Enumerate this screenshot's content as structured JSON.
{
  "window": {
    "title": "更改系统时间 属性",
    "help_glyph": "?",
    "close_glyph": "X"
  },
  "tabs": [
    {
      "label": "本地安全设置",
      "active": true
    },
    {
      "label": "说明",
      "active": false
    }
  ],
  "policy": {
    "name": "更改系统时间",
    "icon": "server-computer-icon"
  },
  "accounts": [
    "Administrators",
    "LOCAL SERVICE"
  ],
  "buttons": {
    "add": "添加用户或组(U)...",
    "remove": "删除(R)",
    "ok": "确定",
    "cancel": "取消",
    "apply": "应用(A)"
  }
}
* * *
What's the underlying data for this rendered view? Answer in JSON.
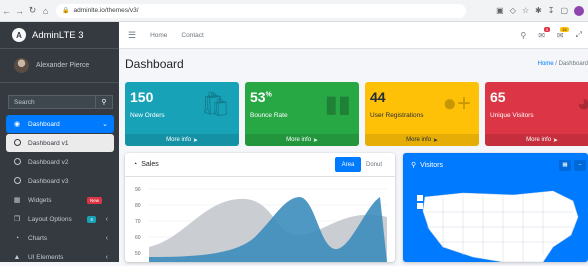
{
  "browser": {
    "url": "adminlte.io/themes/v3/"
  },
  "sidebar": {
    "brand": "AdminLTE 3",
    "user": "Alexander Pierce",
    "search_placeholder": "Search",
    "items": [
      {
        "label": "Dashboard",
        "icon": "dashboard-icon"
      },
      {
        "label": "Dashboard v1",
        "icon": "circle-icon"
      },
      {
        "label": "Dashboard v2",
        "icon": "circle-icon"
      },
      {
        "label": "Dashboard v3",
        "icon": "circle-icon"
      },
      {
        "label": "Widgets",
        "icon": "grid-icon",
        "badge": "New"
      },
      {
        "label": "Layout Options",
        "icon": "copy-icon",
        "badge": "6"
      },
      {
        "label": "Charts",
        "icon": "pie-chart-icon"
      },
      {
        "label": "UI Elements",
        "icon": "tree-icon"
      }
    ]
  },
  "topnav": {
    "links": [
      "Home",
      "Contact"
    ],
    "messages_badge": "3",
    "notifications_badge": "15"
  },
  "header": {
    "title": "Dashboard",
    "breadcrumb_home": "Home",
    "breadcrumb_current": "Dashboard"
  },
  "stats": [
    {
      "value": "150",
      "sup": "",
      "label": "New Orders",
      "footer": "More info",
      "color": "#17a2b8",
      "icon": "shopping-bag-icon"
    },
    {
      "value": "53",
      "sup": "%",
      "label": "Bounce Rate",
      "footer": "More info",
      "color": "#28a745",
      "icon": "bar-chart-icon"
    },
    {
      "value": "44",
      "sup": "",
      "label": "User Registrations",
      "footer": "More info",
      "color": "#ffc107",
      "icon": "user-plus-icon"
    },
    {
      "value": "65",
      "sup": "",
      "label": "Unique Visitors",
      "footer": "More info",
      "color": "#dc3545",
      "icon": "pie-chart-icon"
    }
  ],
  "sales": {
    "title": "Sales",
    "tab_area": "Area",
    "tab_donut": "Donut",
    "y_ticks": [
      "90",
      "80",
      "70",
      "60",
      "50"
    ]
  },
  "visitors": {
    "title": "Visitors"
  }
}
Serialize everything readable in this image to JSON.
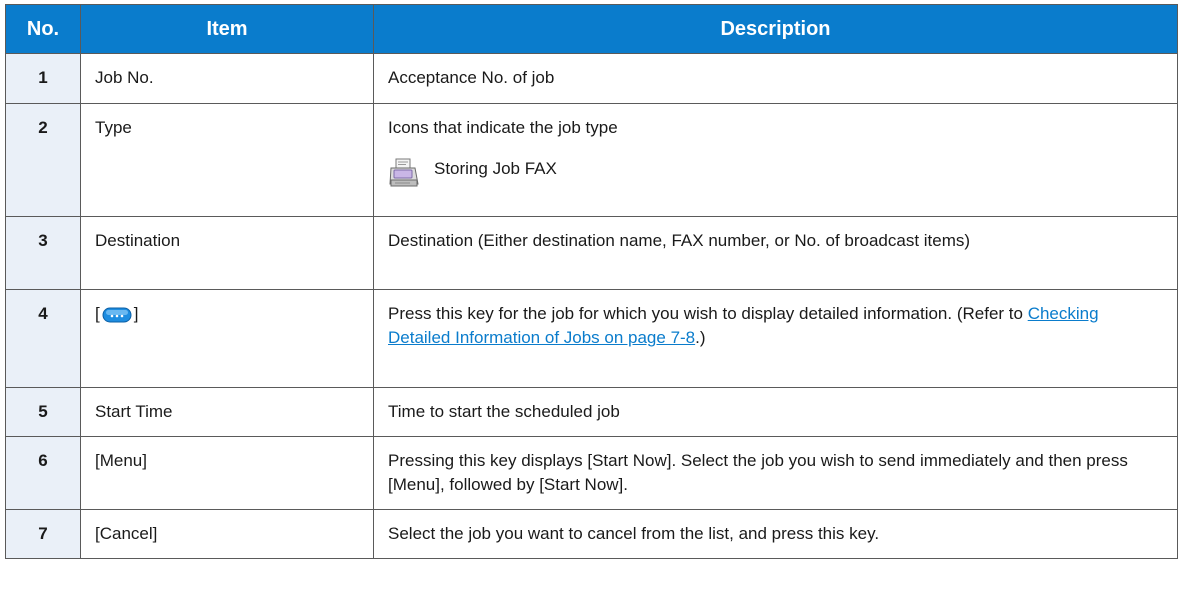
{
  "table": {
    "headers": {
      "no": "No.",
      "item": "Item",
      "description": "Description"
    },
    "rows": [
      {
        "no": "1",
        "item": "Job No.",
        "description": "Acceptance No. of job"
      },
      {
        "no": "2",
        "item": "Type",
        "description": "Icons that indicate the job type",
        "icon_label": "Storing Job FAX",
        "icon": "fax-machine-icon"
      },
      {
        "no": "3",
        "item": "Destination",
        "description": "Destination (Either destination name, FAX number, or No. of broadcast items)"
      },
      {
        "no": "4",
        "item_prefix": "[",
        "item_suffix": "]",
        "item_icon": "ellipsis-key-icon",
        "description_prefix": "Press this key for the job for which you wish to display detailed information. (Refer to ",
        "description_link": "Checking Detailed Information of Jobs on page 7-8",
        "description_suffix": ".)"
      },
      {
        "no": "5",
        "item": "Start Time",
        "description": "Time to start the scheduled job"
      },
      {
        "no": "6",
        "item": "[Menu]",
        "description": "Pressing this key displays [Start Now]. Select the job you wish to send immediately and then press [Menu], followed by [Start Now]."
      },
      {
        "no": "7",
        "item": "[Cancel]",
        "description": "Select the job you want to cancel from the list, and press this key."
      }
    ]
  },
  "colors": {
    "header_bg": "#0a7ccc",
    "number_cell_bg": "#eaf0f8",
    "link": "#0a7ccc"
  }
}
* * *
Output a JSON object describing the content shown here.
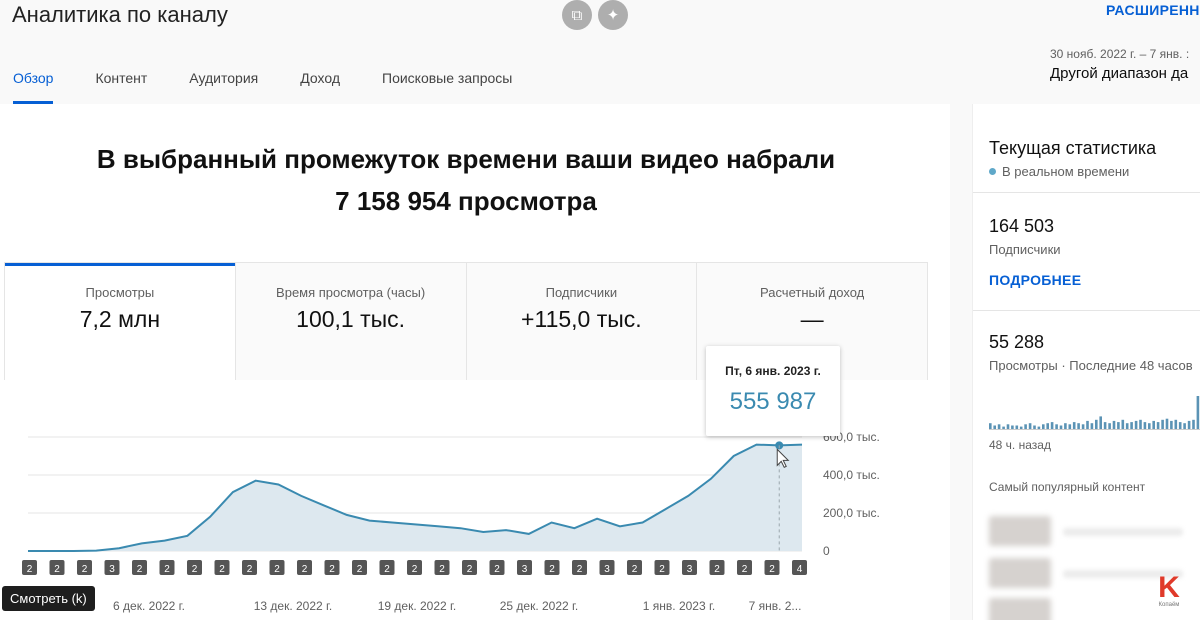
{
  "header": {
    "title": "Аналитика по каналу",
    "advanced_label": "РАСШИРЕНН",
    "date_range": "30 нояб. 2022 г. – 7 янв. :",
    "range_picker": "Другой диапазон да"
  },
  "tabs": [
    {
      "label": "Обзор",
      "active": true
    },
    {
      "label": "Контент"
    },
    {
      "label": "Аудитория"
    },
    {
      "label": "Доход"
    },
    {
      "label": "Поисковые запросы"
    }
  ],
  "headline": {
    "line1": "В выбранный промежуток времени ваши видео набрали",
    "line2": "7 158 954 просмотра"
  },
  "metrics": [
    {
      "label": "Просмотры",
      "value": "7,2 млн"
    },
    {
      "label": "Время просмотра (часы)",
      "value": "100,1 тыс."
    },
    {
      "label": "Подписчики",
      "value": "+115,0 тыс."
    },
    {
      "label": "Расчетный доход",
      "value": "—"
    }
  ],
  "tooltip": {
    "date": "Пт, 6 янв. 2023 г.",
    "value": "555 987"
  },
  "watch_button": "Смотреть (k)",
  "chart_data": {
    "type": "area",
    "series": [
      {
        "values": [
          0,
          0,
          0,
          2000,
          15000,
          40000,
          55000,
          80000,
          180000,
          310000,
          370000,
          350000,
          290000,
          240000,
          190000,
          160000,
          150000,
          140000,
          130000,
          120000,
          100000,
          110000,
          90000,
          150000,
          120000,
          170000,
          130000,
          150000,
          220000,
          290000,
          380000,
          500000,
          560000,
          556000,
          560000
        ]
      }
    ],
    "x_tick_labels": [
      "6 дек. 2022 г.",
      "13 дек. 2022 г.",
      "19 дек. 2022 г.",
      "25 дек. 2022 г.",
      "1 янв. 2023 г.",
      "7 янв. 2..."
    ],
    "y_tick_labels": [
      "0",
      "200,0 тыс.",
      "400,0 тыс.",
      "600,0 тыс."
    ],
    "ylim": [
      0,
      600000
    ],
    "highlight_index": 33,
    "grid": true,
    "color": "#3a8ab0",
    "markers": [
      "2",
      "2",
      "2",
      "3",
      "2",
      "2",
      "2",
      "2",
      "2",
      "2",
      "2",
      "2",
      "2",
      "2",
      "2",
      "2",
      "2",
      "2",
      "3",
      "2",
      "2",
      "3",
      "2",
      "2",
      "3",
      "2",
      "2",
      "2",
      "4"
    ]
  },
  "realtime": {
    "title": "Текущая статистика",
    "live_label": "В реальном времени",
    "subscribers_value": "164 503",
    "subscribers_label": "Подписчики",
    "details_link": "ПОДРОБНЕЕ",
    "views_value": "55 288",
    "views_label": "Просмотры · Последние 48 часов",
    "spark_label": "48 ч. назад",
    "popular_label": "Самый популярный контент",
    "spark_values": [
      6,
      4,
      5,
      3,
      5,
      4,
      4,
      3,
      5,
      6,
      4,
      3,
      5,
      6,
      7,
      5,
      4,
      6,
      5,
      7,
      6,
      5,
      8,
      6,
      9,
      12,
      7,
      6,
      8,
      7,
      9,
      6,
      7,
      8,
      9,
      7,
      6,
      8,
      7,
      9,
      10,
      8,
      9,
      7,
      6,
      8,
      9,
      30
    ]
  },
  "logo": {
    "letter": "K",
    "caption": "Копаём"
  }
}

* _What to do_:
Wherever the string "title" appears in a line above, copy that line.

* _Result below_:
    "title": "更改系统时间 属性",
    "title": "Dashboard",
    "title": "Sales",
    "title": "Visitors"
    "title": "Аналитика по каналу",
    "title": "Текущая статистика",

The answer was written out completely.